The reason being? It turns out I'm a slowpoke. Yes, it's true. During the first hour or so on my morning snowmobile tour with Native Sons Adventures, I was the second-slowest in our group, lagging so far behind at one point that I feared I was somehow lost in the wilds of Carson National Forest.

I wasn't lost, though. Just slow. And plus, the guys at Native Sons would never allow me to get off-track.

Speaking of Native Sons, I really must mention what consummate professionals they are -- I felt completely safe and confident during the entire tour. Joseph Quintana and his team were a delight; I enjoyed spending the morning in their company.

After learning a bit about our machines, we started our way uphill, around tight curves on the mountainside with nothing but a steep drop-off on one side. As far as the eye could see -- pure wilderness. No roads or buildings. Just trees, snow and those magnificent mountains.

taos smowmobiling
The guys of Native Sons Adventures are persuaded to pose for a photo.
© Rachel L. Miller

Once we reached the top of the mountain, we stopped for photos (with our cameras and Native Sons resident photographer Carlos Quintana), marveling at the view.

We hopped back on the snowmobiles and immediately drove through a grove of aspens. The slender trees looked as if they were propping up the sky, heavy with snow. We moved slowly through the area, savoring the crisp air and the pristine surroundings.

Soon it was time for a break. We munched on treats brought by our guides - grapes, chocolate, crackers and more chocolate. I managed to resist everything chocolate (because once I have one piece, it's a slippery slope) until Joseph unwrapped a small Hershey bar and popped it in my mouth.

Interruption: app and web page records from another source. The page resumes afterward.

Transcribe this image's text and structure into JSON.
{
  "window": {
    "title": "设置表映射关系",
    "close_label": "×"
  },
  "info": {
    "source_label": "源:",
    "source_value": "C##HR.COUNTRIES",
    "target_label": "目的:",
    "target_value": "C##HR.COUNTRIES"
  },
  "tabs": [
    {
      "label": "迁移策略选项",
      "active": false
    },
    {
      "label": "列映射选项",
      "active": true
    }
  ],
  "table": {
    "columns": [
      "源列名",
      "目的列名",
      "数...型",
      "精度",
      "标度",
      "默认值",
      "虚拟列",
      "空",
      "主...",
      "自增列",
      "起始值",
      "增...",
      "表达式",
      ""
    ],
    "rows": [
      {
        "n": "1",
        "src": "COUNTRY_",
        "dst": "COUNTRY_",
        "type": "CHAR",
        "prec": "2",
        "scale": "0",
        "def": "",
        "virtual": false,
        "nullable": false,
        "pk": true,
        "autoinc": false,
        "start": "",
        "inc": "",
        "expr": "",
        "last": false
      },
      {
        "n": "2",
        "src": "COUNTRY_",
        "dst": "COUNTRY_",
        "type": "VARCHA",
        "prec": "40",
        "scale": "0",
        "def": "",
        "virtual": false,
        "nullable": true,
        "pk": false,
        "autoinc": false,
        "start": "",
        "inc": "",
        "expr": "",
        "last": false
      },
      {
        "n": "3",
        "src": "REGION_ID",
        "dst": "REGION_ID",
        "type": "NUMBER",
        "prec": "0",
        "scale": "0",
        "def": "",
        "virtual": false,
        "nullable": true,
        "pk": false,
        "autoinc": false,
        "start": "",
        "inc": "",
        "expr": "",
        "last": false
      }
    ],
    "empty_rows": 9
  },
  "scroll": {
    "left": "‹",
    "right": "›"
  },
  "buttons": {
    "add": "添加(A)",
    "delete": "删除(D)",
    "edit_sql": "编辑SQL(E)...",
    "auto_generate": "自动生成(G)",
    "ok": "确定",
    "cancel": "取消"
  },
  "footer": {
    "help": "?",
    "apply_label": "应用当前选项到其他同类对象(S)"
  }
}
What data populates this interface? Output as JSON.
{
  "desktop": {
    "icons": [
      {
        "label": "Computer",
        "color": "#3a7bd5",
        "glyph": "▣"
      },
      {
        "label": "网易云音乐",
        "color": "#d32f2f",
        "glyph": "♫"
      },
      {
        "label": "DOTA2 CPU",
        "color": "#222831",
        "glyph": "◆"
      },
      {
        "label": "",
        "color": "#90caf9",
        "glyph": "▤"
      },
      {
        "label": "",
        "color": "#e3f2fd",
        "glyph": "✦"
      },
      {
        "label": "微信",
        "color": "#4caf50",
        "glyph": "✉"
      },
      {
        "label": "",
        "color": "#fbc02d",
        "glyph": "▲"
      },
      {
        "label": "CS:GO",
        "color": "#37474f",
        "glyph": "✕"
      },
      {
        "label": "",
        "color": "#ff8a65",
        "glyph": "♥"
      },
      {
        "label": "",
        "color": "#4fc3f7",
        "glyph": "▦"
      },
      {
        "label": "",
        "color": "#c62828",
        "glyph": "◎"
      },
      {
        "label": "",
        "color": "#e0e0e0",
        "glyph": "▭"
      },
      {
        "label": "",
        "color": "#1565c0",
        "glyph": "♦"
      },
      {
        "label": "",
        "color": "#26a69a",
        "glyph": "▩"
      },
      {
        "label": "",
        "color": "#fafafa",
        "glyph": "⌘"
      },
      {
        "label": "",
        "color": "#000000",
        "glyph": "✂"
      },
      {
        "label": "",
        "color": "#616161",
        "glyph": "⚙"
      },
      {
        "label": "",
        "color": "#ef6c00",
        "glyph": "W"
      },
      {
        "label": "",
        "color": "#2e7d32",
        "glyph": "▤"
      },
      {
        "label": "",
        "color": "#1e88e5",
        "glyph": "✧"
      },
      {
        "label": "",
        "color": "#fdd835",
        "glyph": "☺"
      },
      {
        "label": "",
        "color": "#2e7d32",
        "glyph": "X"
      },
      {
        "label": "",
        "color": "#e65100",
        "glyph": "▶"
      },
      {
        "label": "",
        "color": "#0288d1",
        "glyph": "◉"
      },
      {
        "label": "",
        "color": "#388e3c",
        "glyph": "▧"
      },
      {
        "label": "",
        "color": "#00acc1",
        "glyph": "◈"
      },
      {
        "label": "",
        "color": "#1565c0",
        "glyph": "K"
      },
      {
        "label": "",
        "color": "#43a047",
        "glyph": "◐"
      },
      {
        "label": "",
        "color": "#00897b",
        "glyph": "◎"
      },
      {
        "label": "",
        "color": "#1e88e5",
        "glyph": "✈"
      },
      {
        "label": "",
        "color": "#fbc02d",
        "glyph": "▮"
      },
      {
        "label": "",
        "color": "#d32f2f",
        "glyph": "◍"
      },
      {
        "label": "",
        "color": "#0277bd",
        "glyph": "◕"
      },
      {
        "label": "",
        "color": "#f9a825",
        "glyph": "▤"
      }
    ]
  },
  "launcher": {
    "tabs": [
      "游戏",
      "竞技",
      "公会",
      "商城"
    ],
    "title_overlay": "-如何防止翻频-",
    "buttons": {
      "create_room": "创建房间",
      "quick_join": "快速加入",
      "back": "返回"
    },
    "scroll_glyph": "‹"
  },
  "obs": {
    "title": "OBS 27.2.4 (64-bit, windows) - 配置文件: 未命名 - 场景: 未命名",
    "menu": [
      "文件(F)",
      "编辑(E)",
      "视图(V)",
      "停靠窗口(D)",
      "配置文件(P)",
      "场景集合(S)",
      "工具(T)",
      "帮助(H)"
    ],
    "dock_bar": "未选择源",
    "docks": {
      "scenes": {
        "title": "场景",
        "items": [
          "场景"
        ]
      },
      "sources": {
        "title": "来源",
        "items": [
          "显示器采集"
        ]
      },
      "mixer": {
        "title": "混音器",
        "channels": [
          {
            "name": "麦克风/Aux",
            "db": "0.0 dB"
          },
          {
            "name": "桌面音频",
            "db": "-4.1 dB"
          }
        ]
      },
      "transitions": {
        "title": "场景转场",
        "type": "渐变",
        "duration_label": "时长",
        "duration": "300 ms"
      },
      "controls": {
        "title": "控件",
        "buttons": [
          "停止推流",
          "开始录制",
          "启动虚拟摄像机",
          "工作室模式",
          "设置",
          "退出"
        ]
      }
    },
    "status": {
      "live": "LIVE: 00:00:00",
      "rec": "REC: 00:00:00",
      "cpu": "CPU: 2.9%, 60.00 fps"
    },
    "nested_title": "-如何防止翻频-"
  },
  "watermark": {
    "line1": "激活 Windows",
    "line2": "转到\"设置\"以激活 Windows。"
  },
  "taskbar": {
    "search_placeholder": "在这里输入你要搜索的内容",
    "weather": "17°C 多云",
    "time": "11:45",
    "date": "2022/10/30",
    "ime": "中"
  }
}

So I'm happily able to shift blame for the next twenty pieces I consumed.

As we zoomed down more twists and turns through the forest, I found my confidence growing. So much so that I was picking up a little speed and easily keeping up with my group.

It was simply exhilarating.

I never expected to enjoy snowmobiling, but I more than enjoyed it, I fell in love with it.

I guess the Taos love bug isn't exclusive to the art world, after all.

A Sense of Peace

Visiting Taos brought me a sense of peace that left me serene and smiling until my plane touched the ground in Detroit. And then, like they so often say, all bets were off.

taos mountain
Taos Mountain.
© Don Laine

But this quiet, passionate town at the base of the Sangre de Cristo Mountains is a wonderful getaway, even for those who don't live and breathe art.

Be forewarned, though. You'll be captivated by the its beauty, awestruck by its complex history and perhaps you'll even have a bit of your soul stolen by its famous mountain.

Or so the story goes.


Taos Chamber of Commerce
1-800-732-TAOS (8267)
For more information on museums, galleries and other attractions:

Taos Ski Valley

Native Sons Adventures
(also offers whitewater rafting, kayaking in summer)

The Fechin Inn
227 Paseo del Pueblo Norte
Taos, NM 87571
Tel: 505/751-1000

(some of the best food I've ever had - highly recommended)
309 Paseo del Pablo Sur
Taos, NM 87571
(505) 758-1009

Villa Fontana

Old Blinking Light (amazing margaritas and Southwest cuisine)

Grab a drink at the historic Taos Inn, then head to Doc Martin's for a bite to eat.